Since his rise to power Egypt’s General Abdel Fattah Al-Sisi has pledged to kickstart the economy by attracting foreign investments through its oil sector after investors pulled out following the 2011 revolution.
In December last year the Minister of Petroleum and Mineral Resources Tarek Al-Molla said that since 30 June 2013 – when the country’s first democratically elected civilian President, Mohamed Morsi, was overthrown – Egypt has made 103 petroleum agreements.
Egypt’s desperation for foreign investment has meant oil giants are securing highly favourable deals.

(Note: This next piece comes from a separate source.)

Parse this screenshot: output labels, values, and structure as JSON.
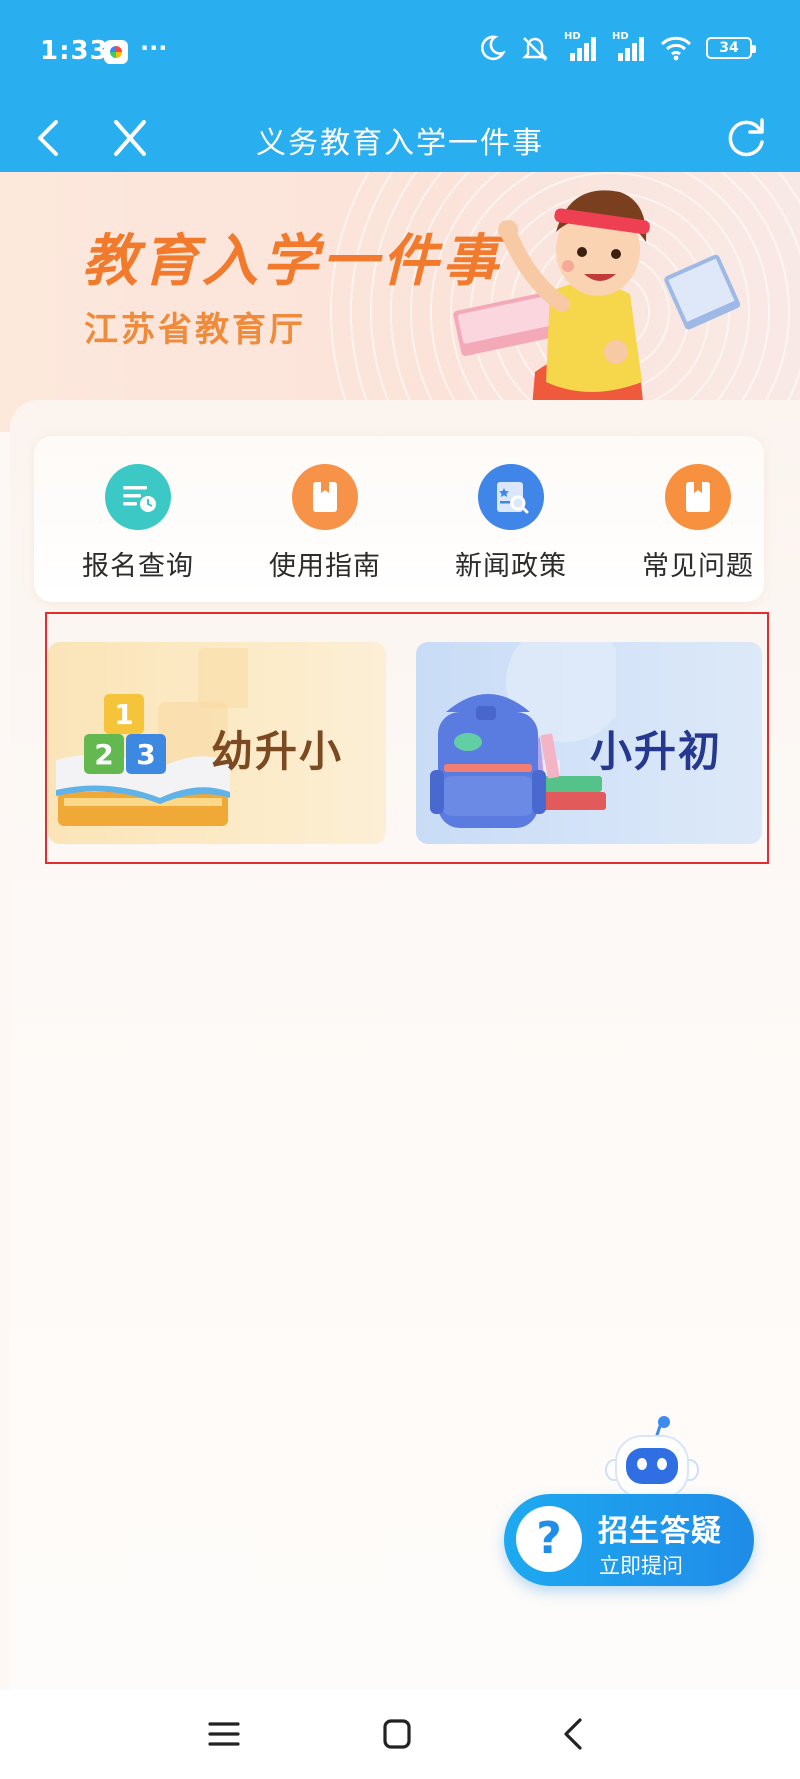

In 2015 BP secured a deal to sell 100 per cent of the gas produced from two offshore blocks in Egypt, despite the fact that the traditional foreign investor’s share is 20-30 per cent.
Former Egyptian MP Hatem Azzam has previously estimated that BP’s deal cost the Egyptian people some $32 billion.
European countries have been criticised for pursuing deals in the gas sector regardless of the violations that are taking place in Egypt.
Some 60,000 political prisoners are in jail where they are systematically tortured and denied appropriate health care.
Applying economic pressure on Egypt and conditioning foreign investment on human rights would be effective leverage and is an issue that is constantly raised by activists.
In January, when Al-Sisi visited the UK as lead speaker at the African investment conference, protesters urged the government to raise the issue of human rights with its ally.
The Italian gas giant Eni was developing the largest gas field in the Mediterranean, Zohr, with Egypt when the Italian student Giulio Regeni was tortured to death and dumped on the Cairo-Alexandria road.
The Zohr gas field is worth around $6.4 billion to Eni.
Despite the fact that Italy initially withdrew its ambassador from Egypt following Regeni’s death, a replacement was sent just a year later.
At the time, Luigi Manconi, former president of the human rights commission in the Italian senate, told Al Jazeera: “An economic relationship like that which Eni is pledging to Egypt and Egypt is pledging Eni, although we may dislike it, is infinitely more powerful than the death of a 28-year-old Italian.”
Focus on the Italian-Egyptian relationship has resurfaced this week after news that Egypt detained and is torturing an Egyptian master’s student, Patrick Zaki, who is studying at the University of Bologna in northern Italy.
Some analysts have said Italy is using the political pressure placed on it by rights activists to cool relations with Egypt, to secure better deals with the north African country.